Disgruntled Digg users rebelled, and began mass-posting stories about the crack to the site. The whole issue has become something of an internet phenomenon, and the key can be found from T-Shirts to well, anywhere! In the end forcing Digg to side with its users, saying they had made their wish clear.

Though the AACS-LA's threats have stirred up internet users worldwide, and only served to publicise the key more than ever before, a more important story may have been forgotten. There exists a crack published a while ago that can not be revoked the way this infamous key has been. A much deeper flaw exists in the copy protection method itself. Perhaps HD-DVD and the video industry in general will go the same way as the music industry, which is now shifting away from DRM.

Microsoft gives guidance on OS design

Some of you may have tried Windows Vista. It has a great new feature 'User Account Control', or UAC.

UAC allows users with administrative privileges to use the PC without the privileges enabled, until they are required. When a program requires the extra privileges, Windows pops up a dialog, describing what program is asking for administrative rights, and you must enter your password to continue. This is a great feature, and it makes using the computer for everyday tasks much more secure. For example, if your web browser was compromised, it would be limited in what damage it could cause, unless you had previously granted it administrative rights.

You may wonder why I am telling you this (you probably already know about UAC). However Microsoft have publicly said last week how great UAC in Vista is (though it hasn't stopped Apple making fun of it!). In fact they recommend that other operating systems should support it too!

"If you look at it from an architectural direction User Account Control is a great idea and strategically a direction that all operating systems and all technologies should be heading down," -- Peter Watson, Microsoft Australia's chief security advisor.

Chief security adviser? He must have used Linux, even briefly, at some time, right? This is a feature that Linux has had since the beginning, in the form of 'su' and 'sudo'. Before you think otherwise, no, Windows Vista was not even the first OS to bring it to the desktop!

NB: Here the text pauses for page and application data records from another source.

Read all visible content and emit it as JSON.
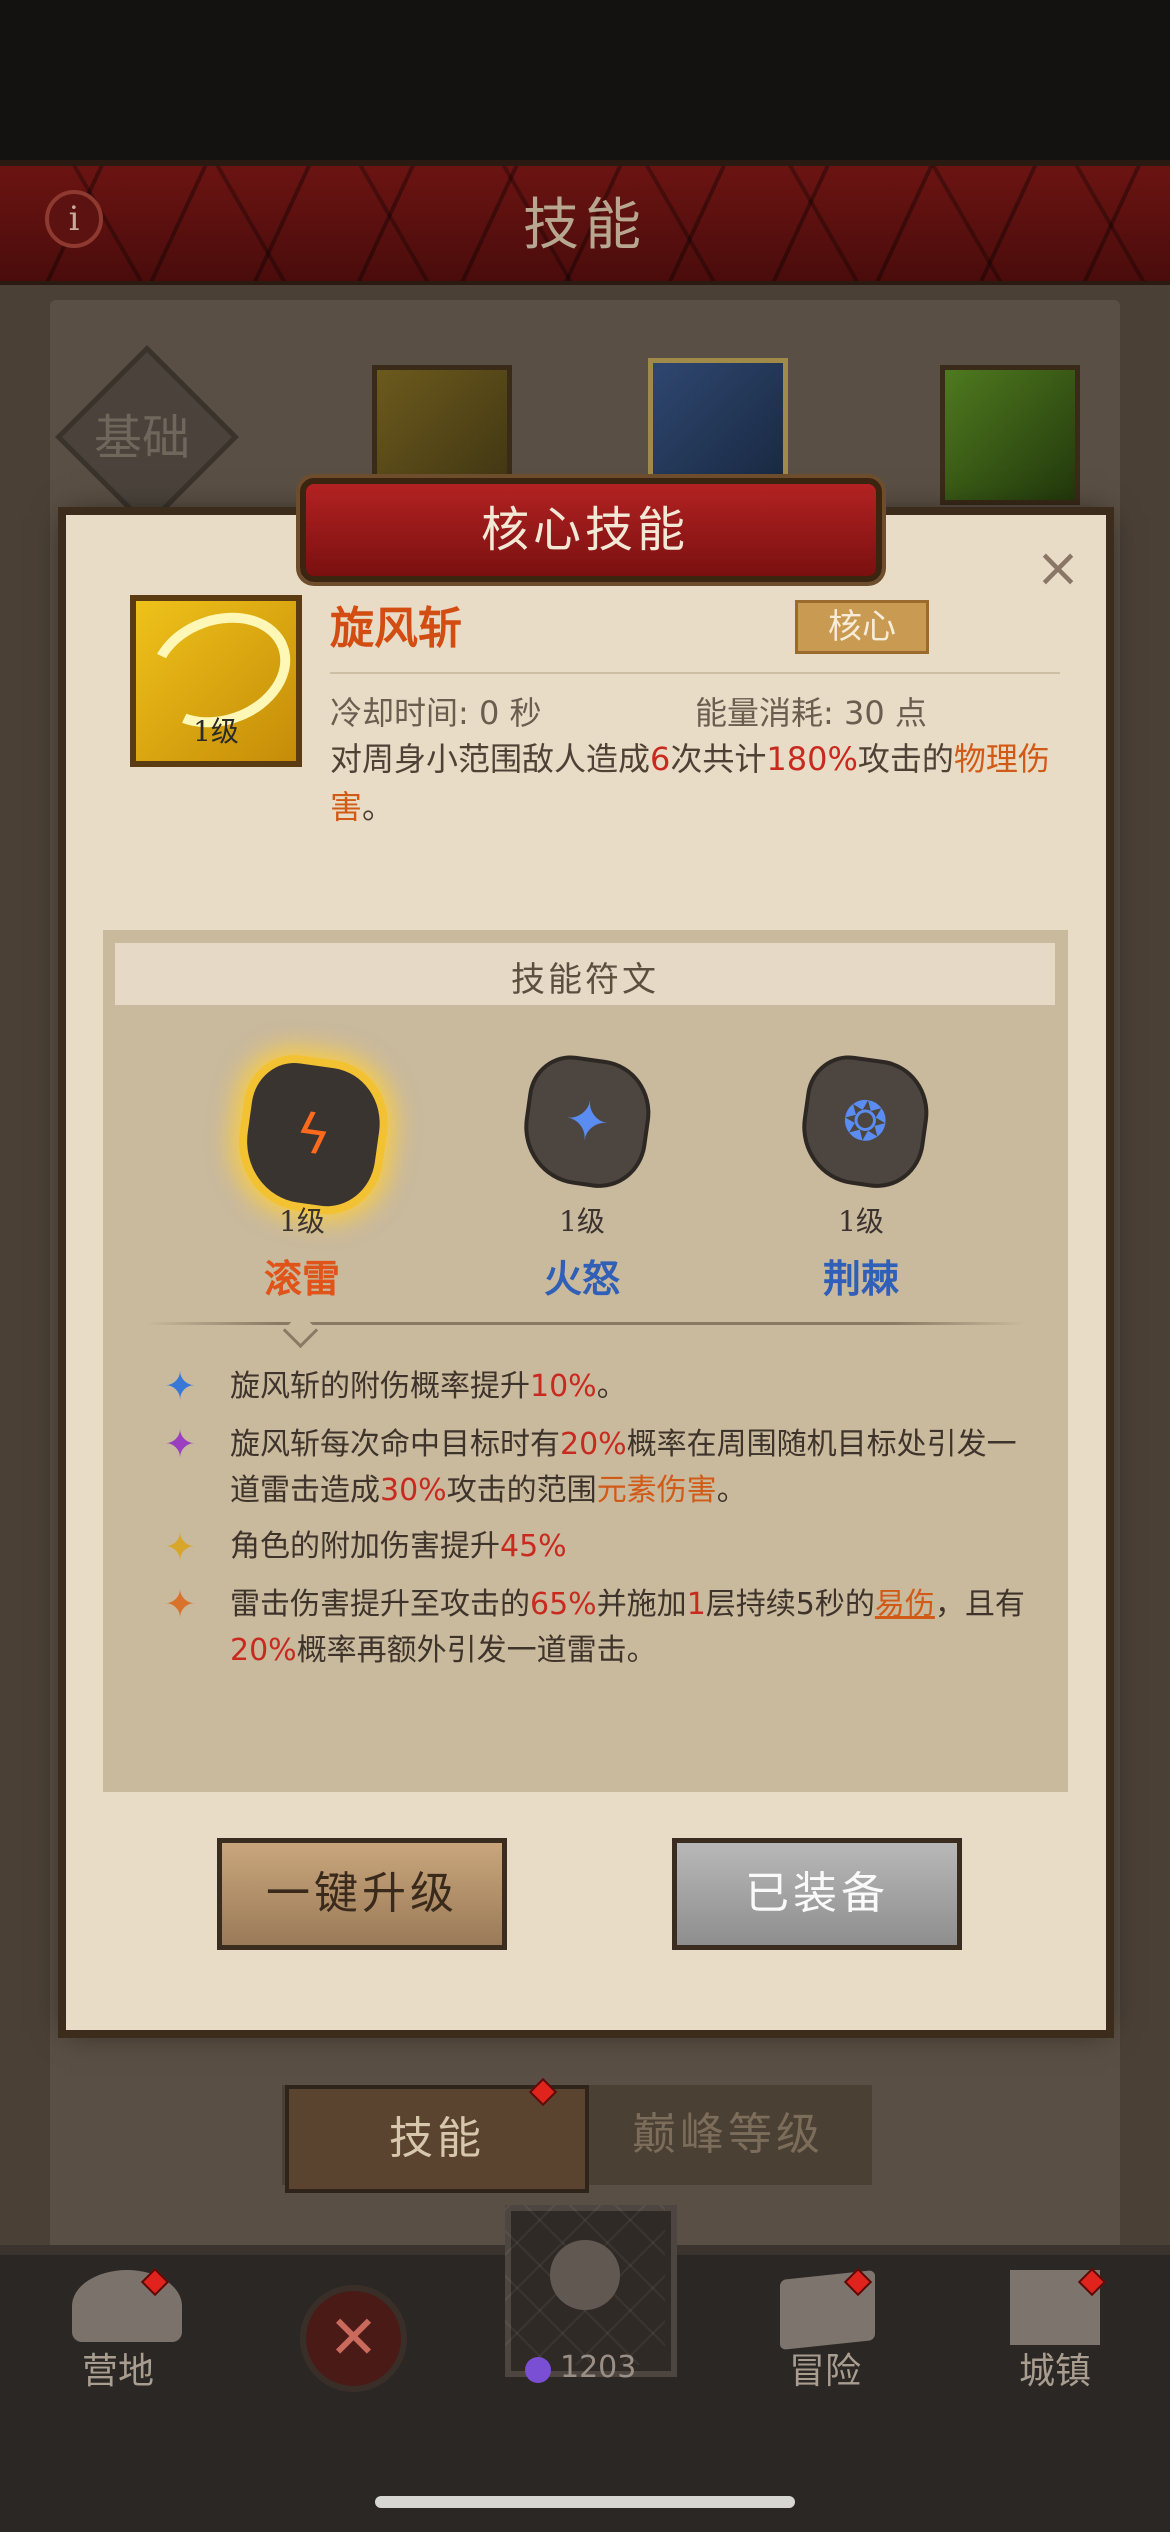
{
  "header": {
    "title": "技能"
  },
  "category_tab": {
    "label": "基础"
  },
  "modal": {
    "title": "核心技能",
    "close_symbol": "×",
    "skill": {
      "name": "旋风斩",
      "level": "1级",
      "type_badge": "核心",
      "cooldown": "冷却时间: 0 秒",
      "energy": "能量消耗: 30 点",
      "description": {
        "p1": "对周身小范围敌人造成",
        "hits": "6",
        "p2": "次共计",
        "percent": "180%",
        "p3": "攻击的",
        "dmg_type": "物理伤害",
        "p4": "。"
      }
    },
    "runes": {
      "header": "技能符文",
      "items": [
        {
          "level": "1级",
          "name": "滚雷",
          "color": "#e0541a",
          "selected": true
        },
        {
          "level": "1级",
          "name": "火怒",
          "color": "#2f5fb6",
          "selected": false
        },
        {
          "level": "1级",
          "name": "荆棘",
          "color": "#2f5fb6",
          "selected": false
        }
      ],
      "effects": [
        {
          "icon": "blue-star-icon",
          "color": "#3a78d8",
          "a": "旋风斩的附伤概率提升",
          "b": "10%",
          "c": "。"
        },
        {
          "icon": "purple-star-icon",
          "color": "#9a3fc0",
          "a": "旋风斩每次命中目标时有",
          "b": "20%",
          "c": "概率在周围随机目标处引发一道雷击造成",
          "d": "30%",
          "e": "攻击的范围",
          "f": "元素伤害",
          "g": "。"
        },
        {
          "icon": "yellow-star-icon",
          "color": "#d8a62a",
          "a": "角色的附加伤害提升",
          "b": "45%"
        },
        {
          "icon": "orange-star-icon",
          "color": "#d9722a",
          "a": "雷击伤害提升至攻击的",
          "b": "65%",
          "c": "并施加",
          "d": "1",
          "e": "层持续",
          "f": "5",
          "g": "秒的",
          "h": "易伤",
          "i": "，且有",
          "j": "20%",
          "k": "概率再额外引发一道雷击。"
        }
      ]
    },
    "buttons": {
      "upgrade": "一键升级",
      "equipped": "已装备"
    }
  },
  "bottom_tabs": {
    "skill": "技能",
    "peak": "巅峰等级"
  },
  "nav": {
    "camp": "营地",
    "adventure": "冒险",
    "town": "城镇",
    "currency": "1203"
  }
}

Here is a screenshot of Ubuntu:

Ubuntu 7.04 Released

I was originally posting a single, long post, of interesting news since I last posted. I decided to split it up though, so here goes...

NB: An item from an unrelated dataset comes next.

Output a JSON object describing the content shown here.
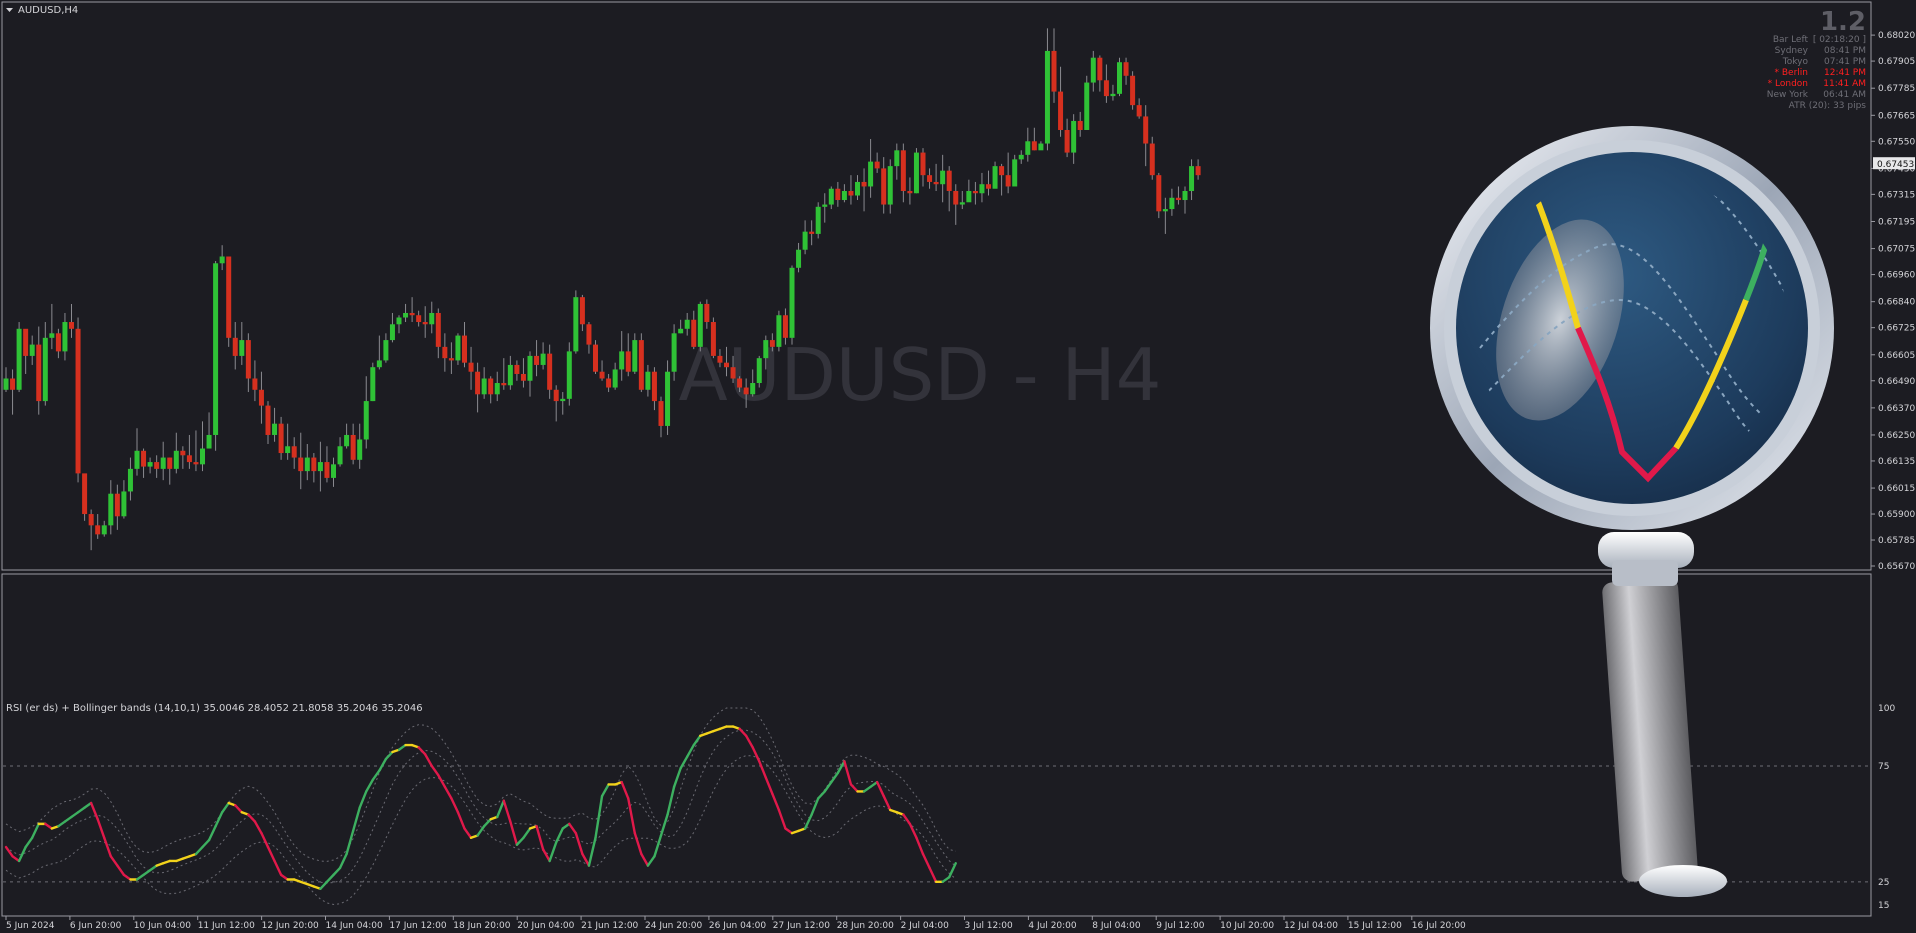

Well, Ubuntu version 7.04 ('Feisty Fawn') has been released, and I'm running it :) Not too much has changed, except that this time I decided to opt for the standard Ubuntu, and not Xubuntu which I have been running up until now.

There is no particular reason for this. I still love Xubuntu, I'm just going for a change, that's all. Putting up with GNOME, too :) That said, I am not finding resource usage /that/ much higher than Xubuntu. I find that Xubuntu's interface is actually far more intuitive, and far more customisable - perhaps this is from being an ex-Windows user. However the GNOME interface wins in features, and it is well polished.

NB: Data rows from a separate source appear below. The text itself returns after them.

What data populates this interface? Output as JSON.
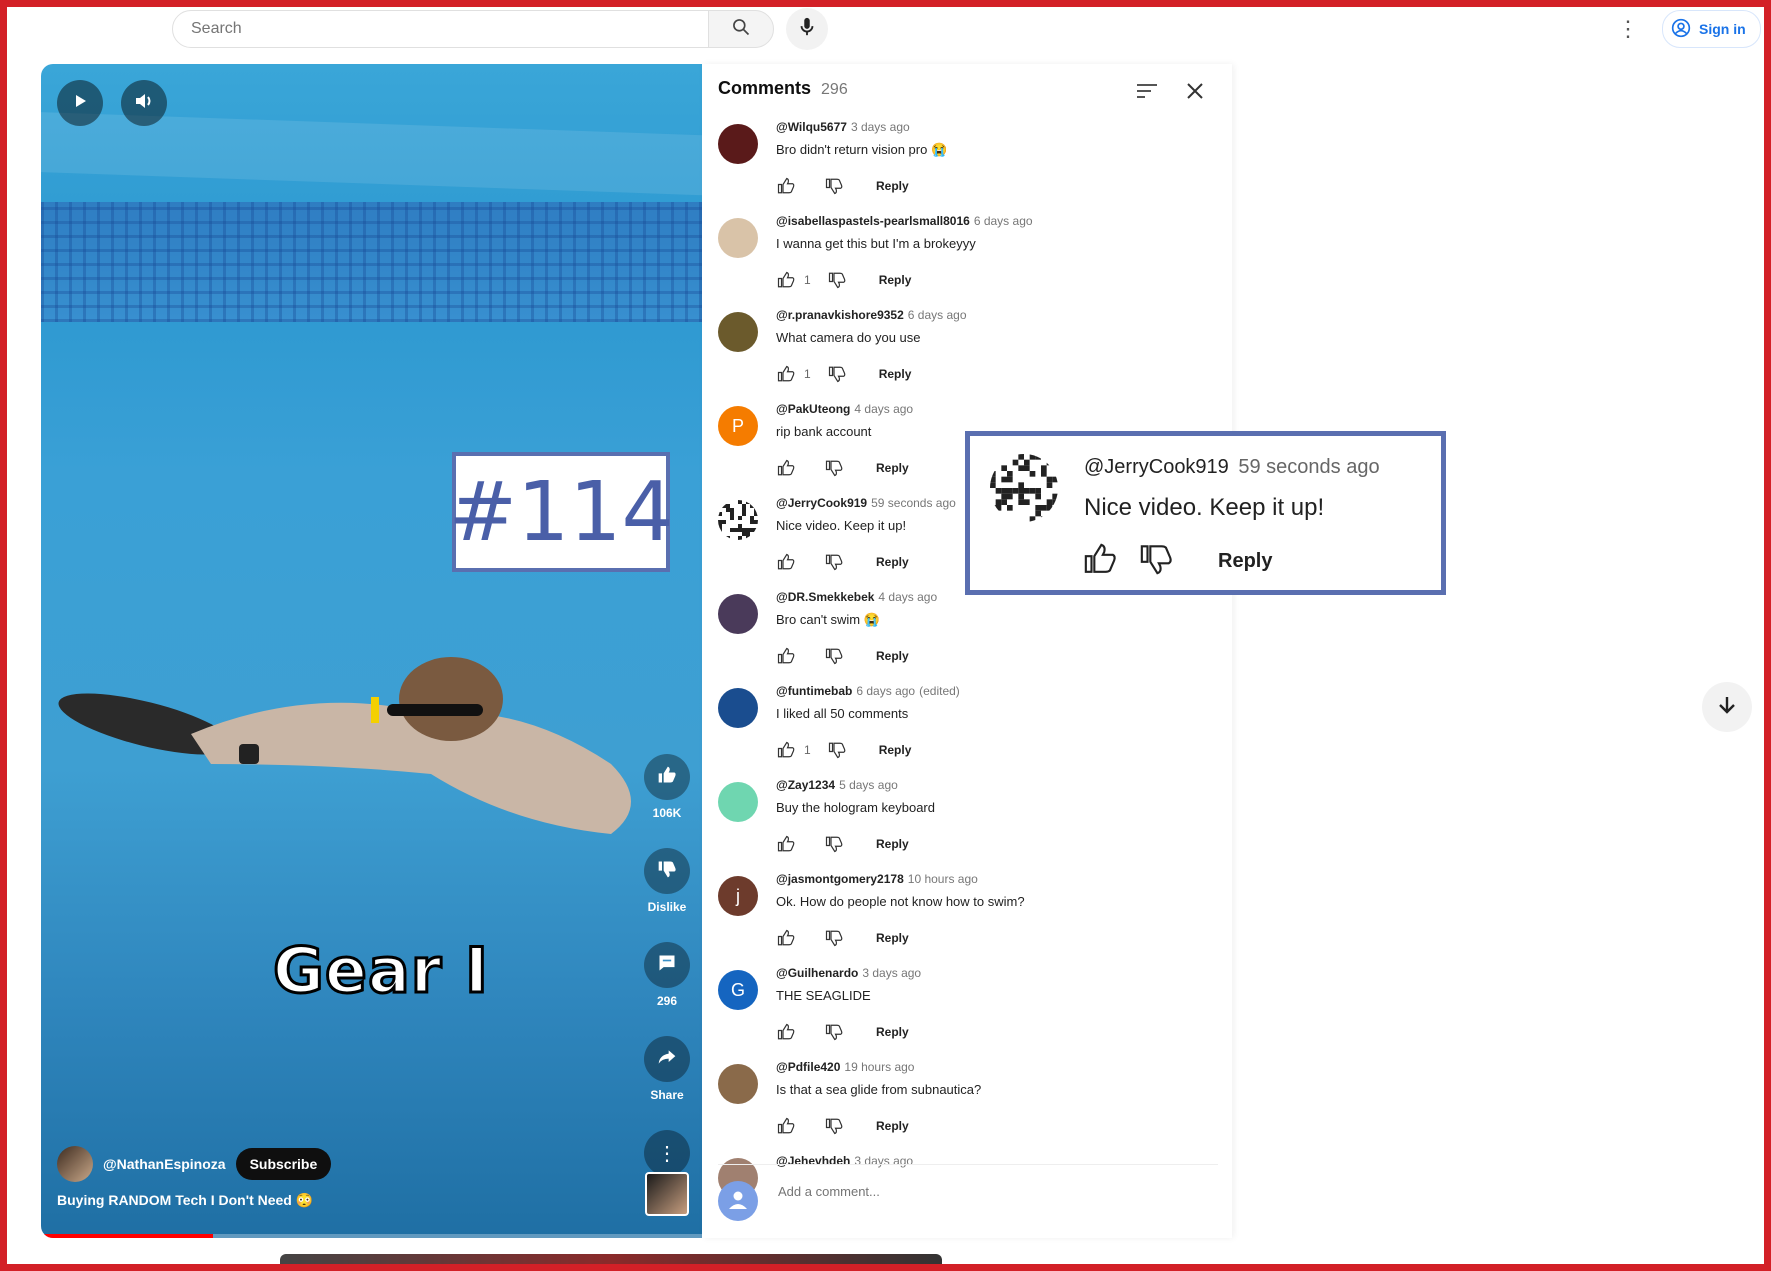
{
  "topbar": {
    "search_placeholder": "Search",
    "signin_label": "Sign in"
  },
  "video": {
    "overlay_text": "Gear I",
    "channel_name": "@NathanEspinoza",
    "subscribe_label": "Subscribe",
    "title": "Buying RANDOM Tech I Don't Need 😳",
    "like_count": "106K",
    "dislike_label": "Dislike",
    "comment_count": "296",
    "share_label": "Share",
    "progress": 0.26
  },
  "comments": {
    "title": "Comments",
    "count": "296",
    "items": [
      {
        "user": "@Wilqu5677",
        "time": "3 days ago",
        "text": "Bro didn't return vision pro 😭",
        "likes": "",
        "avatar_color": "#5a1a1a"
      },
      {
        "user": "@isabellaspastels-pearlsmall8016",
        "time": "6 days ago",
        "text": "I wanna get this but I'm a brokeyyy",
        "likes": "1",
        "avatar_color": "#d9c3a8"
      },
      {
        "user": "@r.pranavkishore9352",
        "time": "6 days ago",
        "text": "What camera do you use",
        "likes": "1",
        "avatar_color": "#6b5a2c"
      },
      {
        "user": "@PakUteong",
        "time": "4 days ago",
        "text": "rip bank account",
        "likes": "",
        "avatar_color": "#f57c00",
        "avatar_letter": "P"
      },
      {
        "user": "@JerryCook919",
        "time": "59 seconds ago",
        "text": "Nice video. Keep it up!",
        "likes": "",
        "avatar_color": "#ffffff"
      },
      {
        "user": "@DR.Smekkebek",
        "time": "4 days ago",
        "text": "Bro can't swim 😭",
        "likes": "",
        "avatar_color": "#4a3a5a"
      },
      {
        "user": "@funtimebab",
        "time": "6 days ago",
        "edited": "(edited)",
        "text": "I liked all 50 comments",
        "likes": "1",
        "avatar_color": "#1a4d8f"
      },
      {
        "user": "@Zay1234",
        "time": "5 days ago",
        "text": "Buy the hologram keyboard",
        "likes": "",
        "avatar_color": "#6fd6b0"
      },
      {
        "user": "@jasmontgomery2178",
        "time": "10 hours ago",
        "text": "Ok. How do people not know how to swim?",
        "likes": "",
        "avatar_color": "#6d3b2c",
        "avatar_letter": "j"
      },
      {
        "user": "@Guilhenardo",
        "time": "3 days ago",
        "text": "THE SEAGLIDE",
        "likes": "",
        "avatar_color": "#1565c0",
        "avatar_letter": "G"
      },
      {
        "user": "@Pdfile420",
        "time": "19 hours ago",
        "text": "Is that a sea glide from subnautica?",
        "likes": "",
        "avatar_color": "#8a6a4a"
      },
      {
        "user": "@Jehevhdeh",
        "time": "3 days ago",
        "text": "",
        "likes": "",
        "avatar_color": "#a08070"
      }
    ],
    "reply_label": "Reply",
    "add_placeholder": "Add a comment..."
  },
  "annotation": {
    "tag": "#114",
    "zoom_user": "@JerryCook919",
    "zoom_time": "59 seconds ago",
    "zoom_text": "Nice video. Keep it up!",
    "zoom_reply": "Reply"
  }
}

EDIT: I also forgot to add that the next version has been announced too, and it will be 7.10 'Gutsy Gibbon'!

Dell will offer Ubuntu

Dell are set to offer Ubuntu pre-installed on their consumer PCs. This news comes not long after Michael Dell was discovered to be running Ubuntu 7.04 (which was still a release candidate at the time) on his laptop. This is a huge step forward for Ubuntu, and desktop Linux. Perhaps the age-old argument "Is Linux ready for the desktop?" finally ends here...


A small, power-efficient, inexpensive computer/device, that runs not only Linux, or even Ubuntu, but... Xubuntu! Linutop has many possibilities, especially with being so portable. Media streaming (if the CPU proves able), it is also a handy as just a portable PC. It has no internal storage, but comes with a 1GB USB key containing the OS and software. It has ethernet, USB and audio ports, and of course connects to an external monitor.